Onboard credit is one of those mythical things that new cruisers hear about, but they can never quite grasp how to obtain it. This post is to help solve some of the mystery!
Although cruises are marketed as ‘all-inclusive’, the truth is that there are additional charges onboard. You can see a list of such potential costs in last week’s blog post.
Other than gratuities (which are ‘practically mandatory’) these charges are optional, but they can add up in a hurry. Any charges made go to your ‘onboard account’, which is a running bill maintained by the cruise line, similar to the manner in which a hotel will keep a list of ongoing charges made to your room. Before you board the cruise, you will have to provide a form of payment (usually a credit card, although cash deposits are allowed) for this account.
If you don’t keep an eye on this account, it is easy to be surprised with a large bill at the end of your cruise. Even if you do keep an eye on things, you’ll be surprised how much a few drinks here or there, a photo, a shore excursion, daily gratuities, etc. can quickly add up. One way to alleviate the pain of this onboard account is through the use of onboard credit.
Onboard credit is the term used for money that has been allocated to your account, to be applied against onboard purchases. Such credit can come from many different sources (discussed below) but the short of it is that it will reduce the cost to you when you disembark your cruise. If you have $100 in onboard credit, that is $100 of ‘free spending money’ onboard the ship.
There are many ways to earn onboard credit, with varying degrees of ease. Some of the more popular sources are:
- Future Cruise Deposit – When you are on a cruise, you will notice that you are strongly encouraged to book your next cruise while still onboard. One of the incentives used to convince you is the offer of onboard credit on that future cruise. On many cruise lines, you do not even have to pick out a specific cruise. Some cruise lines will allow you to make an ‘open booking’ for a minimal amount of money ($100 or $200 per person) and then you can use that open booking to make a deposit on any cruise you would like, within the next few years.

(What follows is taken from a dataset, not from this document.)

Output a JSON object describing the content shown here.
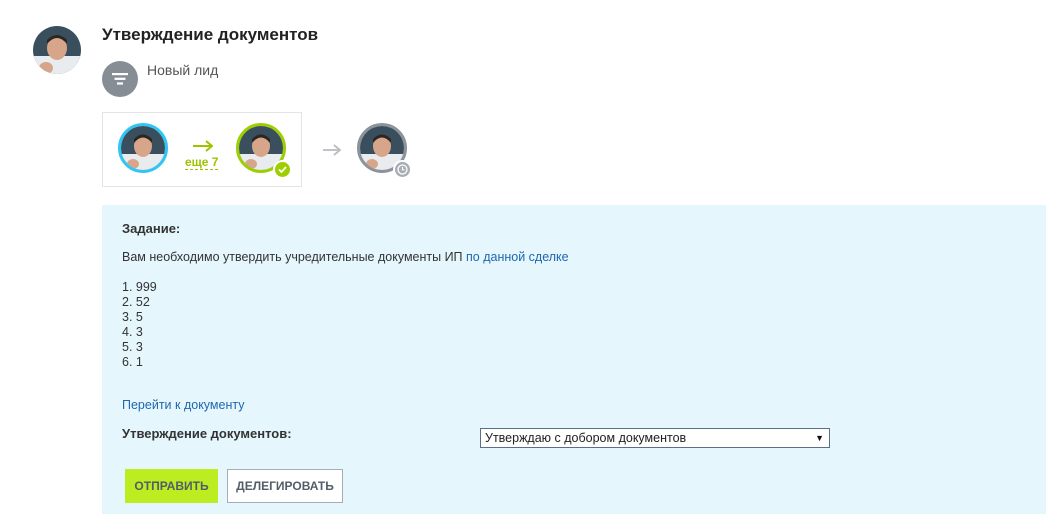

- Shareholder Cruise Credit – If you take a cruise on a line owned by Carnival Cruise Lines (Carnival, Princess, Holland America, and Cunard, among others) or Royal Caribbean Cruise Lines (Royal Caribbean, Celebrity, Azamara) and you own at least 100 shares of the parent company, you can apply for a shareholder onboard credit. The amount can vary from $25 to over $250 per cabin, depending on the length of the cruise. Only one shareholder has to be in a cabin for this onboard credit to apply. Note that if you have 2 cabins, each cabin must house a shareholder, and each shareholder must separately own 100 shares (and if it is a marital joint account, the total must be 200 shares: 100 per person) in order to get the shareholder onboard credit for both cabins.
- Promotional Cruise Credit – Often cruise lines will offer a promotional onboard credit as part of a sale, and you can receive this credit when you book.
- Military Cruise Credit – Most cruise lines offer special onboard credit to active and retired/veteran military. Sometimes a similar credit is also offered for plice and firefights.
- Cruise Line Credit Cards Bonuses – Many cruise lines offer affinity credit cards that allow you to earn points. These points can be traded in for onboard credit. For example, we have a Princess cruises credit card that earns points, and when we are going on a Princess cruise we cash in those points for onboard credit. If you are taking a Disney cruise, booking the cruise on a Disney credit card automatically gives you an onboard credit. In addition, any Disney reward dollars you earn on the card can be redeemed and applied toward your cruise fare or onboard account.
- Travel Agent Promotions – Many travel agents will offer bonus onboard credit, as a way of encouraging you to book through them, rather than directly with the cruise line.
- Cruise Line Loyalty Programs – Cruise lines all offer ‘past passenger’ perks, similar to a frequent flier program on an airline. Some of these programs offer additional onboard credit once you have reached a certain number of cruises.
There are other ways to obtain onboard credit, but these are definitely the most common ways it is obtained.
One major caveat is to be sure you can spend all of your onboard credit. While it may seem like a high quality problem, many frequent cruisers accumulate a lot of onboard credit and find they are unable to use it all while onboard. Some onboard credit (usually the credit obtained through travel agent promotions) is considered ‘refundable’, meaning that if you do not use it all, the cruise line will actually refund your credit card at the end of the cruise. However most onboard credit is non-refundable, which means ‘use it or lose it’. Fortunately onboard credit can be applied toward gratuities, which is likely your biggest onboard expense. Ideally, I like to step off a cruise having used all of my onboard credit, and having an ending bill of less than $20. This is certainly a good goal for which to aim!
Another thing to note is that not all onboard credit ‘stacks’. Some cruise lines will allow you to have onboard credit from multiple sources, while others will restrict which types of credit can be combined. If you have multiple sources of onboard credit, make sure you speak with the cruise line and determine which credits can be combined. You don’t want to count on having onboard credit, only to find out that once source eliminates another!
One thing is for certain, no matter how much onboard credit you have, you will certainly enjoy spending it!